Segment Start: SUPPLIED RECORDS

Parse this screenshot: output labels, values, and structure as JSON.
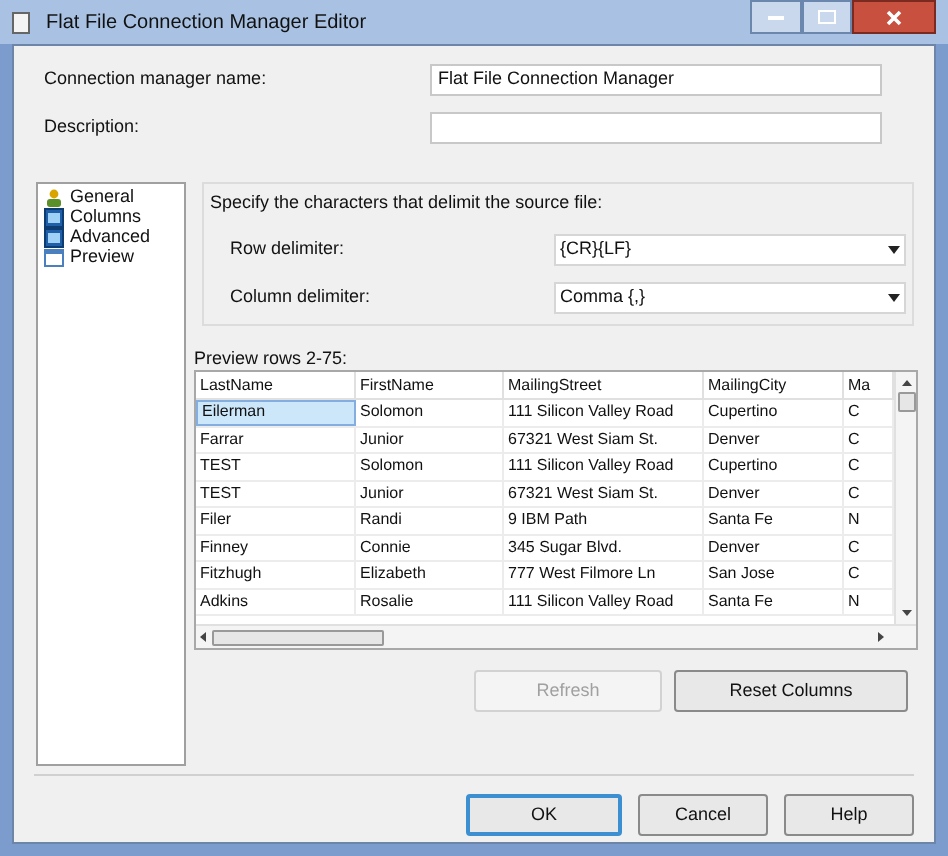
{
  "window": {
    "title": "Flat File Connection Manager Editor"
  },
  "name_field": {
    "label": "Connection manager name:",
    "value": "Flat File Connection Manager"
  },
  "description_field": {
    "label": "Description:"
  },
  "nav": [
    {
      "label": "General",
      "kind": "general",
      "selected": false
    },
    {
      "label": "Columns",
      "kind": "grid",
      "selected": false
    },
    {
      "label": "Advanced",
      "kind": "grid",
      "selected": false
    },
    {
      "label": "Preview",
      "kind": "window",
      "selected": false
    }
  ],
  "delimiters": {
    "prompt": "Specify the characters that delimit the source file:",
    "fields": [
      {
        "label": "Row delimiter:",
        "value": "{CR}{LF}"
      },
      {
        "label": "Column delimiter:",
        "value": "Comma {,}"
      }
    ]
  },
  "preview": {
    "label": "Preview rows 2-75:",
    "columns": [
      "LastName",
      "FirstName",
      "MailingStreet",
      "MailingCity",
      "Ma"
    ],
    "rows": [
      {
        "cells": [
          "Eilerman",
          "Solomon",
          "111 Silicon Valley Road",
          "Cupertino",
          "C"
        ],
        "selected": true
      },
      {
        "cells": [
          "Farrar",
          "Junior",
          "67321 West Siam St.",
          "Denver",
          "C"
        ],
        "selected": false
      },
      {
        "cells": [
          "TEST",
          "Solomon",
          "111 Silicon Valley Road",
          "Cupertino",
          "C"
        ],
        "selected": false
      },
      {
        "cells": [
          "TEST",
          "Junior",
          "67321 West Siam St.",
          "Denver",
          "C"
        ],
        "selected": false
      },
      {
        "cells": [
          "Filer",
          "Randi",
          "9 IBM Path",
          "Santa Fe",
          "N"
        ],
        "selected": false
      },
      {
        "cells": [
          "Finney",
          "Connie",
          "345 Sugar Blvd.",
          "Denver",
          "C"
        ],
        "selected": false
      },
      {
        "cells": [
          "Fitzhugh",
          "Elizabeth",
          "777 West Filmore Ln",
          "San Jose",
          "C"
        ],
        "selected": false
      },
      {
        "cells": [
          "Adkins",
          "Rosalie",
          "111 Silicon Valley Road",
          "Santa Fe",
          "N"
        ],
        "selected": false
      }
    ]
  },
  "actions": [
    {
      "label": "Refresh",
      "disabled": true
    },
    {
      "label": "Reset Columns",
      "disabled": false
    }
  ],
  "footer": [
    {
      "label": "OK",
      "default": true
    },
    {
      "label": "Cancel",
      "default": false
    },
    {
      "label": "Help",
      "default": false
    }
  ]
}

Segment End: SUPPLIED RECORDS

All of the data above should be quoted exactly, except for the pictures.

_YOUR SOLUTION:_
Parse this screenshot: output labels, values, and structure as JSON.
{
  "window": {
    "title": "Flat File Connection Manager Editor"
  },
  "name_field": {
    "label": "Connection manager name:",
    "value": "Flat File Connection Manager"
  },
  "description_field": {
    "label": "Description:"
  },
  "nav": [
    {
      "label": "General",
      "kind": "general",
      "selected": false
    },
    {
      "label": "Columns",
      "kind": "grid",
      "selected": false
    },
    {
      "label": "Advanced",
      "kind": "grid",
      "selected": false
    },
    {
      "label": "Preview",
      "kind": "window",
      "selected": false
    }
  ],
  "delimiters": {
    "prompt": "Specify the characters that delimit the source file:",
    "fields": [
      {
        "label": "Row delimiter:",
        "value": "{CR}{LF}"
      },
      {
        "label": "Column delimiter:",
        "value": "Comma {,}"
      }
    ]
  },
  "preview": {
    "label": "Preview rows 2-75:",
    "columns": [
      "LastName",
      "FirstName",
      "MailingStreet",
      "MailingCity",
      "Ma"
    ],
    "rows": [
      {
        "cells": [
          "Eilerman",
          "Solomon",
          "111 Silicon Valley Road",
          "Cupertino",
          "C"
        ],
        "selected": true
      },
      {
        "cells": [
          "Farrar",
          "Junior",
          "67321 West Siam St.",
          "Denver",
          "C"
        ],
        "selected": false
      },
      {
        "cells": [
          "TEST",
          "Solomon",
          "111 Silicon Valley Road",
          "Cupertino",
          "C"
        ],
        "selected": false
      },
      {
        "cells": [
          "TEST",
          "Junior",
          "67321 West Siam St.",
          "Denver",
          "C"
        ],
        "selected": false
      },
      {
        "cells": [
          "Filer",
          "Randi",
          "9 IBM Path",
          "Santa Fe",
          "N"
        ],
        "selected": false
      },
      {
        "cells": [
          "Finney",
          "Connie",
          "345 Sugar Blvd.",
          "Denver",
          "C"
        ],
        "selected": false
      },
      {
        "cells": [
          "Fitzhugh",
          "Elizabeth",
          "777 West Filmore Ln",
          "San Jose",
          "C"
        ],
        "selected": false
      },
      {
        "cells": [
          "Adkins",
          "Rosalie",
          "111 Silicon Valley Road",
          "Santa Fe",
          "N"
        ],
        "selected": false
      }
    ]
  },
  "actions": [
    {
      "label": "Refresh",
      "disabled": true
    },
    {
      "label": "Reset Columns",
      "disabled": false
    }
  ],
  "footer": [
    {
      "label": "OK",
      "default": true
    },
    {
      "label": "Cancel",
      "default": false
    },
    {
      "label": "Help",
      "default": false
    }
  ]
}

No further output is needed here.